The task
Copy every record verbatim. Leave the pictures out.

Data for processing
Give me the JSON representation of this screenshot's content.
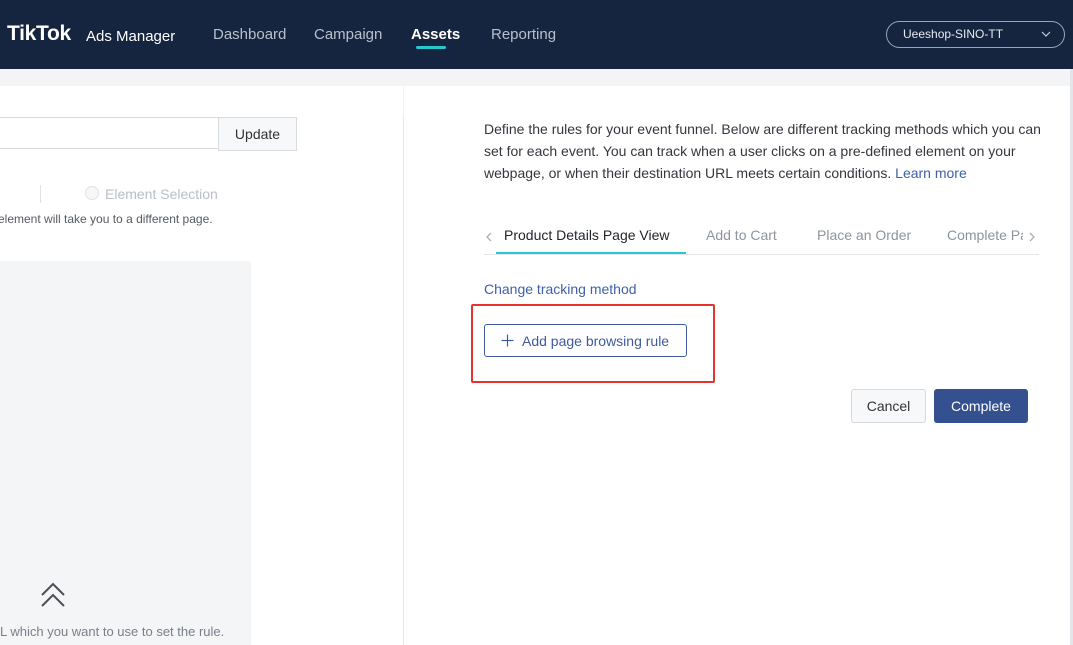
{
  "header": {
    "logo": "TikTok",
    "logo_suffix": "Ads Manager",
    "nav": [
      {
        "label": "Dashboard"
      },
      {
        "label": "Campaign"
      },
      {
        "label": "Assets",
        "active": true
      },
      {
        "label": "Reporting"
      }
    ],
    "account": "Ueeshop-SINO-TT"
  },
  "left_panel": {
    "url_input_value": "",
    "update_label": "Update",
    "option_element_selection": "Element Selection",
    "hint": "element will take you to a different page.",
    "bottom_text": "L which you want to use to set the rule."
  },
  "right_panel": {
    "description": "Define the rules for your event funnel. Below are different tracking methods which you can set for each event. You can track when a user clicks on a pre-defined element on your webpage, or when their destination URL meets certain conditions.",
    "learn_more": "Learn more",
    "tabs": [
      {
        "label": "Product Details Page View",
        "active": true
      },
      {
        "label": "Add to Cart"
      },
      {
        "label": "Place an Order"
      },
      {
        "label": "Complete Payment"
      }
    ],
    "change_tracking": "Change tracking method",
    "add_rule": "Add page browsing rule",
    "cancel": "Cancel",
    "complete": "Complete"
  },
  "colors": {
    "header_bg": "#16253f",
    "accent": "#25c9d0",
    "primary": "#34508e",
    "link": "#3f60a9",
    "highlight": "#e53232"
  }
}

Result below
Give me the JSON representation of this screenshot's content.
{
  "header": {
    "logo": "TikTok",
    "logo_suffix": "Ads Manager",
    "nav": [
      {
        "label": "Dashboard"
      },
      {
        "label": "Campaign"
      },
      {
        "label": "Assets",
        "active": true
      },
      {
        "label": "Reporting"
      }
    ],
    "account": "Ueeshop-SINO-TT"
  },
  "left_panel": {
    "url_input_value": "",
    "update_label": "Update",
    "option_element_selection": "Element Selection",
    "hint": "element will take you to a different page.",
    "bottom_text": "L which you want to use to set the rule."
  },
  "right_panel": {
    "description": "Define the rules for your event funnel. Below are different tracking methods which you can set for each event. You can track when a user clicks on a pre-defined element on your webpage, or when their destination URL meets certain conditions.",
    "learn_more": "Learn more",
    "tabs": [
      {
        "label": "Product Details Page View",
        "active": true
      },
      {
        "label": "Add to Cart"
      },
      {
        "label": "Place an Order"
      },
      {
        "label": "Complete Payment"
      }
    ],
    "change_tracking": "Change tracking method",
    "add_rule": "Add page browsing rule",
    "cancel": "Cancel",
    "complete": "Complete"
  },
  "colors": {
    "header_bg": "#16253f",
    "accent": "#25c9d0",
    "primary": "#34508e",
    "link": "#3f60a9",
    "highlight": "#e53232"
  }
}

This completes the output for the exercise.